If you’re a designer or a developer, chances are you have your own personal portfolio. You need to showcase your work for potential clients or job interviews.
However, you probably already have a job, client or something keeping you busy in your free time (maybe a child or, you know, a life).
Therefore, adding another development project to your agenda with your own custom-built portfolio is not optimal as it requires a lot of work to make it work properly and is a time-sink when it comes to updating it.
I had originally developed my portfolio using a combination of Angular and Netlify’s continuous deployment from GitHub. In fact, I actually wrote a story about that too. While this was a nice environment to work from (I am a huge fan of how easy Netlify is to use and deploy instant changes), I still had to make a tonne of changes quite regularly to my codebase when I wanted to update something. Not to mention, my day job involves a lot of Angular development, so the last thing I want to do after that is to develop more things in Angular!
For these reasons, I decided to check whether I could use Notion for my portfolio.
I use Notion pretty regularly for both work and general life organisation, so it felt like it would be a natural fit for my workflow to have my detailed work experience stored there too.
You can, of course, just click ‘Share to the web’ in the top right corner and copy the URL and send it wherever you want. That’s very easy to do in Notion, and if you’re happy with that then feel free to stop reading here!
However, I wanted my portfolio to still reflect who I am a bit more. I already had a custom domain from my original portfolio which I wanted to keep, and I wanted the experience to feel slightly different to just looking at a run-of-the-mill Notion page.
Super seemed like the easier choice as it appears to be an all-in-one, seamless tool. It has some nice performance optimisations and integration options. However, it does require a monthly fee which I wasn’t interested in paying right now — so I opted for Fruition.
Fruition is more complex to initially set up, but it is completely free and has a really nice step-by-step walkthrough (as well as a handy YouTube video) to guide you along your journey.
Because their guide is so comprehensive and easy to follow, it would be a waste of time for me to sit here and repeat it in my own words, so if you’d like to also use Fruition, read their guide.

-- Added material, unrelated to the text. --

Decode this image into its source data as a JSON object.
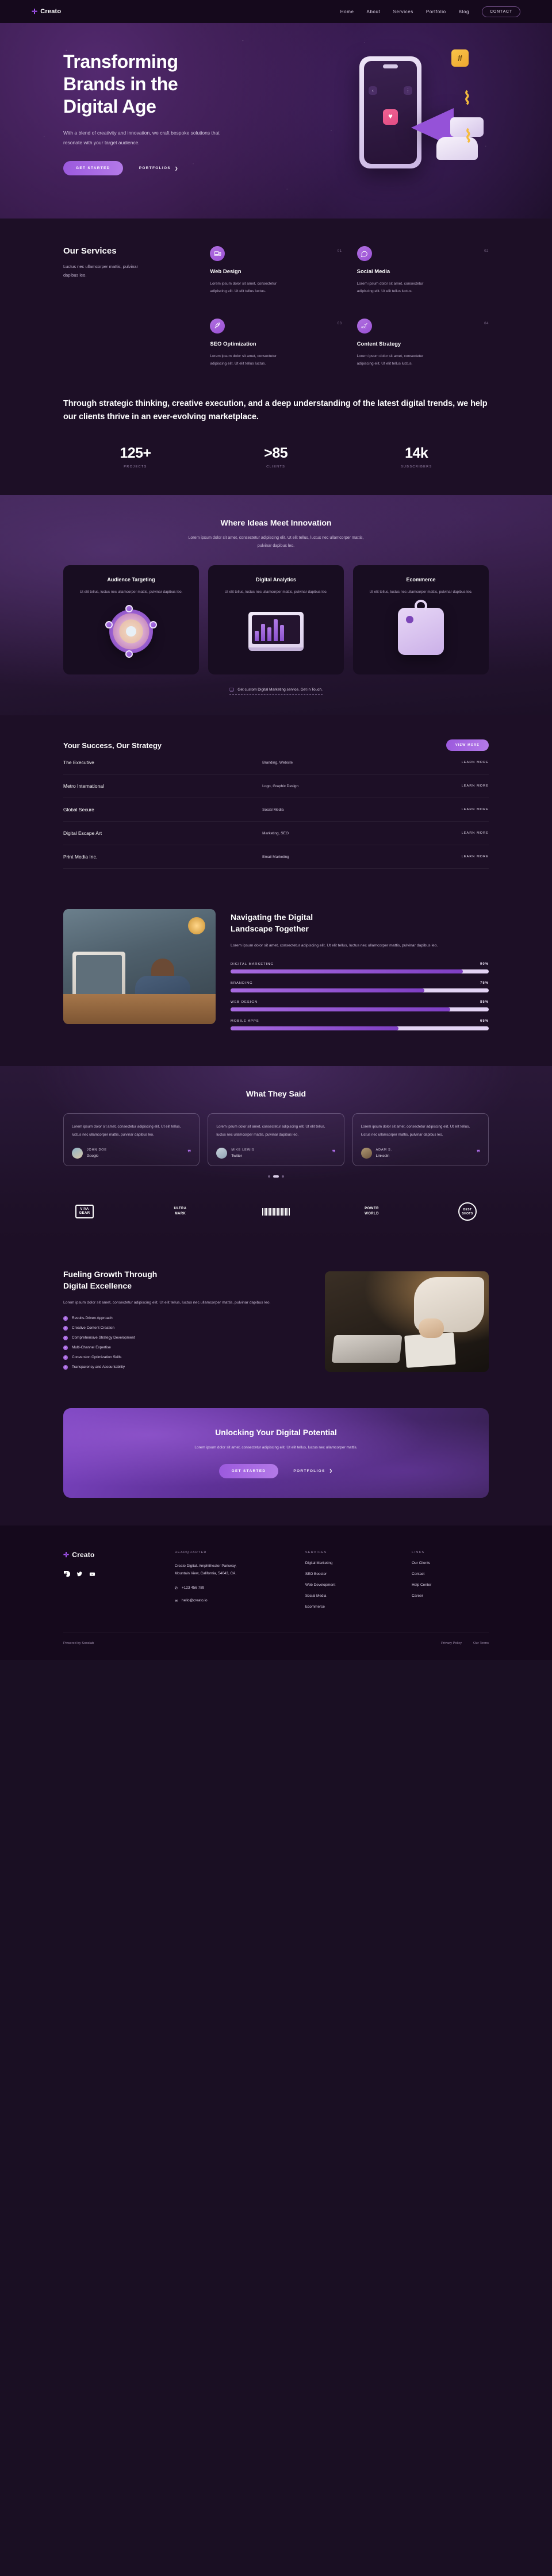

Instead, I will actually talk about some of the difficulties I ran into while integrating Notion, Fruition and Cloudflare (required for the Fruition setup — but still free).
Getting the domain to work properly
Fruition’s guide helps you get most of the way with setting up your own custom domain for Notion, however, I did run into a problem right at the end.
I kept getting this error when trying to load my website:
Mismatch between origin and baseUrl (dev).
After some Googling around the issue and few Stack Overflow pages later, I found that I had to use ‘www.michaeljfordham.com’ on line 4 of my custom Cloudflare Worker script (you’ll know what this is when you go through the Fruition steps) rather than ‘michaeljfordham.com’ as suggested. I also had to update my A record in the DNS settings of Cloudflare, so that the name was ‘www.michaeljfordham.com’ rather than ‘michaeljfordham.com’, as well as ensuring the content for that record was ‘220.127.116.11’.
After I made those changes, Cloudflare was successfully using my custom domain on my Notion portfolio.
Accessibility (and therefore styling) issues
I am an advocate for the accessible web, as you would have seen in any of my previous articles or work.
Annoyingly, the way Notion currently renders webpages is actually quite basic — essentially everything is a div.
It seems strange for a tool which lets you directly select which type of element you want to build a block with (e.g. h1, h2 etc.) would not use semantic elements when loading the page on the web.
There are also some issues with certain roles being incorrectly rendered on the page (e.g. emojis have the role of ‘image’ rather than ‘img’).
I reached out to Notion’s development team, who told me:
[We] flagged this issue with emojis to our engineering team! We are actively trying to make these use cases better…
So, hopefully, we will see these issues resolved in an update soon.
The knock-on effect of this type of rendering means you are somewhat limited to customising the styling of your Notion page. Fruition’s Cloudflare Worker script shows you how you can use your own typeface from Google Fonts, but other than that there isn’t much you can change due to it impacting all elements.
For example, I tried to update the line-height of some text as it was a little bit difficult to read in large paragraphs, but due to everything being impacted by the rule, bullet points and emojis were flying everywhere!
Of course, one benefit of Notion is that you can make some pretty cool-looking pages from their blocks already — The Notion Bar by Frances Odera Matthews is a great source of inspiration for this.
So finally, here’s the end product: my new portfolio which is based on Notion.
It’s not completely finished (is a portfolio ever done?), and there are some things I will tweak, but in all honesty, it will change a normal update of a few hours down to minutes.